Arms and the Man was one of Shaw's first commercial successes. He was called onto stage after the curtain, where he received enthusiastic applause. - To the irreverent—and which of us will claim entire exemption from that comfortable classification?

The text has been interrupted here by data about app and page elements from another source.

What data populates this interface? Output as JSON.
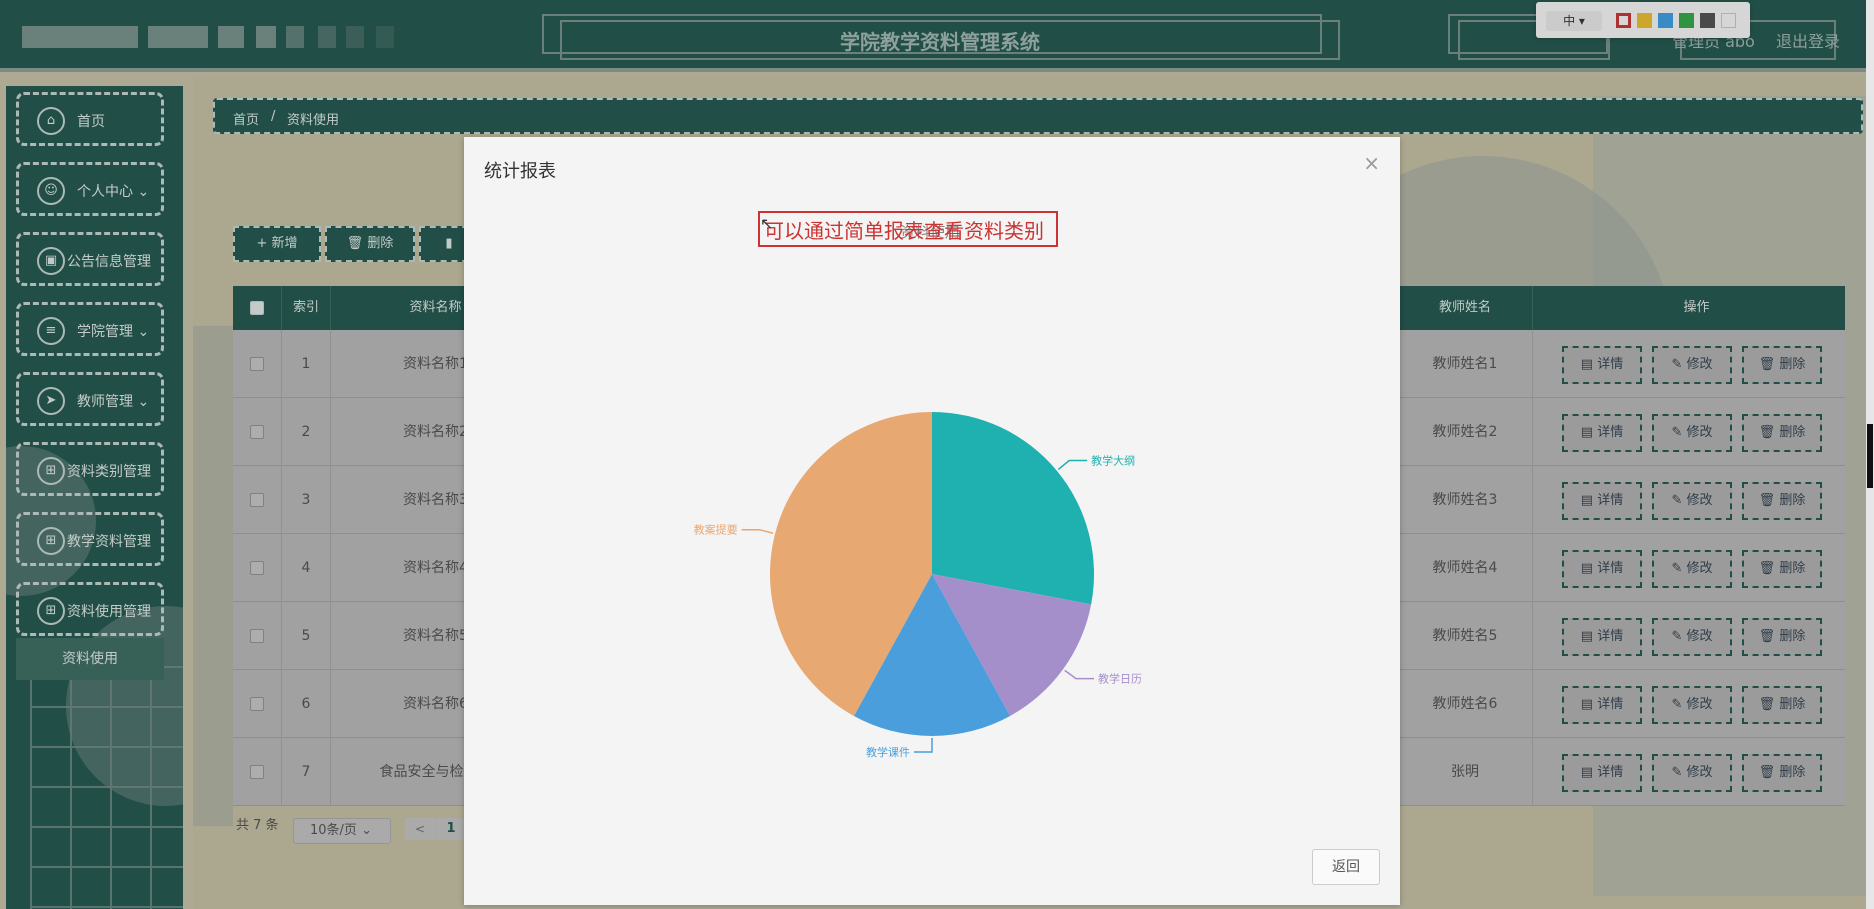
{
  "header": {
    "title": "学院教学资料管理系统",
    "admin_label": "管理员 abo",
    "logout_label": "退出登录"
  },
  "float_toolbar": {
    "size_select": "中",
    "colors": [
      "#cc2222",
      "#f2c019",
      "#2d9be8",
      "#21a63a",
      "#444444",
      "#ffffff"
    ]
  },
  "sidebar": {
    "items": [
      {
        "label": "首页",
        "icon": "home-icon",
        "glyph": "⌂"
      },
      {
        "label": "个人中心",
        "icon": "user-icon",
        "glyph": "☺"
      },
      {
        "label": "公告信息管理",
        "icon": "notice-icon",
        "glyph": "▣"
      },
      {
        "label": "学院管理",
        "icon": "sliders-icon",
        "glyph": "≡"
      },
      {
        "label": "教师管理",
        "icon": "send-icon",
        "glyph": "➤"
      },
      {
        "label": "资料类别管理",
        "icon": "grid-icon",
        "glyph": "⊞"
      },
      {
        "label": "教学资料管理",
        "icon": "grid-icon",
        "glyph": "⊞"
      },
      {
        "label": "资料使用管理",
        "icon": "grid-icon",
        "glyph": "⊞"
      }
    ],
    "submenu_active": "资料使用"
  },
  "breadcrumb": {
    "home": "首页",
    "separator": "/",
    "current": "资料使用"
  },
  "toolbar": {
    "add_label": "+ 新增",
    "delete_label": "删除"
  },
  "table": {
    "headers": {
      "index": "索引",
      "name": "资料名称",
      "teacher": "教师姓名",
      "action": "操作"
    },
    "rows": [
      {
        "index": "1",
        "name": "资料名称1",
        "teacher": "教师姓名1"
      },
      {
        "index": "2",
        "name": "资料名称2",
        "teacher": "教师姓名2"
      },
      {
        "index": "3",
        "name": "资料名称3",
        "teacher": "教师姓名3"
      },
      {
        "index": "4",
        "name": "资料名称4",
        "teacher": "教师姓名4"
      },
      {
        "index": "5",
        "name": "资料名称5",
        "teacher": "教师姓名5"
      },
      {
        "index": "6",
        "name": "资料名称6",
        "teacher": "教师姓名6"
      },
      {
        "index": "7",
        "name": "食品安全与检验课",
        "teacher": "张明"
      }
    ],
    "actions": {
      "detail": "详情",
      "edit": "修改",
      "delete": "删除"
    }
  },
  "pagination": {
    "total": "共 7 条",
    "page_size": "10条/页",
    "prev": "<",
    "current_page": "1"
  },
  "dialog": {
    "title": "统计报表",
    "close": "×",
    "annotation": "可以通过简单报表查看资料类别",
    "chart_title_ghost": "资料使用",
    "back_label": "返回"
  },
  "chart_data": {
    "type": "pie",
    "title": "资料使用",
    "slices": [
      {
        "name": "教学大纲",
        "value": 28,
        "color": "#1fb0b0"
      },
      {
        "name": "教学日历",
        "value": 14,
        "color": "#a58fcb"
      },
      {
        "name": "教学课件",
        "value": 16,
        "color": "#4a9edb"
      },
      {
        "name": "教案提要",
        "value": 42,
        "color": "#e8a872"
      }
    ]
  }
}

One of Shaw's aims in this play is to debunk the romantic heroics of war; he wanted to present a realistic account of war and to remove all pretensions of nobility from war. It is not, however, an anti-war play; instead, it is a satire on those attitudes which would glorify war. To create this satire, Shaw chose as his title the opening lines of Virgil's Aeneid, the Roman epic which glorifies war and the heroic feats of man in war, and which begins, "Of arms and the man I sing. When the play opens, we hear about the glorious exploits which were performed by Major Sergius Saranoff during his daring and magnificent cavalry raid, an event that turned the war against the Serbs toward victory for the Bulgarians. He thus becomes Raina Petkoff's ideal hero; yet the more that we learn about this raid, the more we realize that it was a futile, ridiculous gesture, one that bordered on an utter suicidal escapade. In contrast, Captain Bluntschli's actions in Raina's bedroom strike us, at first, as being the actions of a coward.